In giant amphitheatres citizens appear to be wildly excited by the Olympic spectacle, forgetting for a while the ever-increasing aspects of Britain’s destructive ‘real world’, including: 
  • soldiers and civilians being killed
  • BAe and others arming dictators and their people paying the price long after their presidents are supplanted
  • government striving to pollute the country with genetically modified crops,  and more unwanted supermarkets, incinerators and nuclear waste
  • seeking to commandeer land and homes for HS2, benefitting a small elite who require taxpayers to pay for saving 40 mins of their time
  • doctors and surgeons who cannot find work after speaking out about practices leading to premature deaths in their hospitals
  • food producers going out of business because corporate retail denies them a fair price
  • bankers continuing to profit whilst the lowest paid bear the costs of their blundering greed 
And a reader sends news of the latest in a long-drawn-out saga of corporate-political corruption.

Professor Scott Cato points out in her blog, Olympicopoly: 

“(London) has become the playground of an international elite. Those attending the games are profligate financially and in carbon terms, jetting around the world for hedonistic pleasure. ”There will be spectators, but in global terms all will be rich, since no tickets are available within the price-range of the average global worker. Londoners have lost their city, their roads, their buses, their tube stations . . . 

“Small-scale entrepreneurs. . .are excluded from economic opportunities by the mother of all restrictive practices that the Olympic contract itself embodies. . .She points out that: 

“[A]lthough most of the economic value arising from the games will be enclosed and extracted by the corporate sponsors, it is the people of the UK who will pay the majority of the cost. So just as we subsidise the roads that enable Tesco and their ilk to drive their goods from underpaid producers to overfed consumers, so we pay for global marketing opportunities that are then exploited by a narrow range of global corporations.” 

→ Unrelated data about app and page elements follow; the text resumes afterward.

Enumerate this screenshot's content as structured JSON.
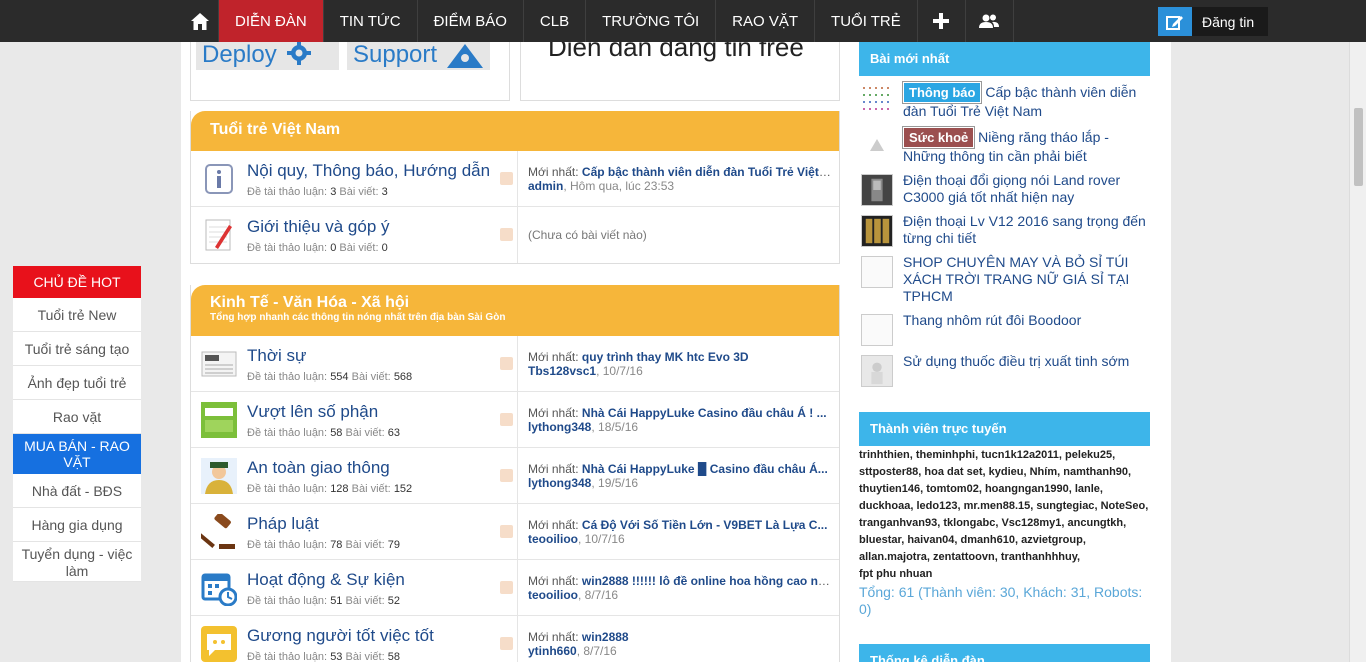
{
  "nav": {
    "items": [
      "DIỄN ĐÀN",
      "TIN TỨC",
      "ĐIỂM BÁO",
      "CLB",
      "TRƯỜNG TÔI",
      "RAO VẶT",
      "TUỔI TRẺ"
    ],
    "post_button": "Đăng tin",
    "icons": [
      "home-icon",
      "plus-icon",
      "users-icon",
      "edit-icon"
    ]
  },
  "banner": {
    "tile1": "Deploy",
    "tile2": "Support",
    "headline": "Diễn đàn đăng tin free"
  },
  "categories": [
    {
      "title": "Tuổi trẻ Việt Nam",
      "subtitle": "",
      "forums": [
        {
          "name": "Nội quy, Thông báo, Hướng dẫn",
          "threads": "3",
          "posts": "3",
          "latest_title": "Cấp bậc thành viên diễn đàn Tuổi Trẻ Việt ...",
          "latest_user": "admin",
          "latest_time": "Hôm qua, lúc 23:53",
          "empty": ""
        },
        {
          "name": "Giới thiệu và góp ý",
          "threads": "0",
          "posts": "0",
          "latest_title": "",
          "latest_user": "",
          "latest_time": "",
          "empty": "(Chưa có bài viết nào)"
        }
      ]
    },
    {
      "title": "Kinh Tế - Văn Hóa - Xã hội",
      "subtitle": "Tổng hợp nhanh các thông tin nóng nhất trên địa bàn Sài Gòn",
      "forums": [
        {
          "name": "Thời sự",
          "threads": "554",
          "posts": "568",
          "latest_title": "quy trình thay MK htc Evo 3D",
          "latest_user": "Tbs128vsc1",
          "latest_time": "10/7/16",
          "empty": ""
        },
        {
          "name": "Vượt lên số phận",
          "threads": "58",
          "posts": "63",
          "latest_title": "Nhà Cái HappyLuke Casino đầu châu Á ! ...",
          "latest_user": "lythong348",
          "latest_time": "18/5/16",
          "empty": ""
        },
        {
          "name": "An toàn giao thông",
          "threads": "128",
          "posts": "152",
          "latest_title": "Nhà Cái HappyLuke █ Casino đầu châu Á...",
          "latest_user": "lythong348",
          "latest_time": "19/5/16",
          "empty": ""
        },
        {
          "name": "Pháp luật",
          "threads": "78",
          "posts": "79",
          "latest_title": "Cá Độ Với Số Tiền Lớn - V9BET Là Lựa C...",
          "latest_user": "teooilioo",
          "latest_time": "10/7/16",
          "empty": ""
        },
        {
          "name": "Hoạt động & Sự kiện",
          "threads": "51",
          "posts": "52",
          "latest_title": "win2888 !!!!!! lô đề online hoa hồng cao nh...",
          "latest_user": "teooilioo",
          "latest_time": "8/7/16",
          "empty": ""
        },
        {
          "name": "Gương người tốt việc tốt",
          "threads": "53",
          "posts": "58",
          "latest_title": "win2888",
          "latest_user": "ytinh660",
          "latest_time": "8/7/16",
          "empty": ""
        }
      ]
    }
  ],
  "labels": {
    "threads": "Đề tài thảo luận:",
    "posts": "Bài viết:",
    "latest": "Mới nhất:"
  },
  "hot": {
    "head1": "CHỦ ĐỀ HOT",
    "items1": [
      "Tuổi trẻ New",
      "Tuổi trẻ sáng tạo",
      "Ảnh đẹp tuổi trẻ",
      "Rao vặt"
    ],
    "head2": "MUA BÁN - RAO VẶT",
    "items2": [
      "Nhà đất - BĐS",
      "Hàng gia dụng",
      "Tuyển dụng - việc làm"
    ]
  },
  "sidebar": {
    "latest_head": "Bài mới nhất",
    "news": [
      {
        "badge": "Thông báo",
        "badge_color": "#2ba6e3",
        "text": "Cấp bậc thành viên diễn đàn Tuổi Trẻ Việt Nam"
      },
      {
        "badge": "Sức khoẻ",
        "badge_color": "#9b4f4f",
        "text": "Niềng răng tháo lắp - Những thông tin cần phải biết"
      },
      {
        "badge": "",
        "badge_color": "",
        "text": "Điện thoại đổi giọng nói Land rover C3000 giá tốt nhất hiện nay"
      },
      {
        "badge": "",
        "badge_color": "",
        "text": "Điện thoại Lv V12 2016 sang trọng đến từng chi tiết"
      },
      {
        "badge": "",
        "badge_color": "",
        "text": "SHOP CHUYÊN MAY VÀ BỎ SỈ TÚI XÁCH TRỜI TRANG NỮ GIÁ SỈ TẠI TPHCM"
      },
      {
        "badge": "",
        "badge_color": "",
        "text": "Thang nhôm rút đôi Boodoor"
      },
      {
        "badge": "",
        "badge_color": "",
        "text": "Sử dụng thuốc điều trị xuất tinh sớm"
      }
    ],
    "online_head": "Thành viên trực tuyến",
    "online_users": [
      "trinhthien",
      "theminhphi",
      "tucn1k12a2011",
      "peleku25",
      "sttposter88",
      "hoa dat set",
      "kydieu",
      "Nhím",
      "namthanh90",
      "thuytien146",
      "tomtom02",
      "hoangngan1990",
      "lanle",
      "duckhoaa",
      "ledo123",
      "mr.men88.15",
      "sungtegiac",
      "NoteSeo",
      "tranganhvan93",
      "tklongabc",
      "Vsc128my1",
      "ancungtkh",
      "bluestar",
      "haivan04",
      "dmanh610",
      "azvietgroup",
      "allan.majotra",
      "zentattoovn",
      "tranthanhhhuy",
      "fpt phu nhuan"
    ],
    "online_total": "Tổng: 61 (Thành viên: 30, Khách: 31, Robots: 0)",
    "stats_head": "Thống kê diễn đàn"
  }
}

“Before the TV transmission of the opening ceremony began, Danny Boyle dedicated the performance to the volunteers who made it possible, the people who worked without being paid, who he called ‘the best of us’. In a games that seems more obviously controlled by corporate interests than any before, that is the message we must hold on to.”

But is that all we can do – hang on?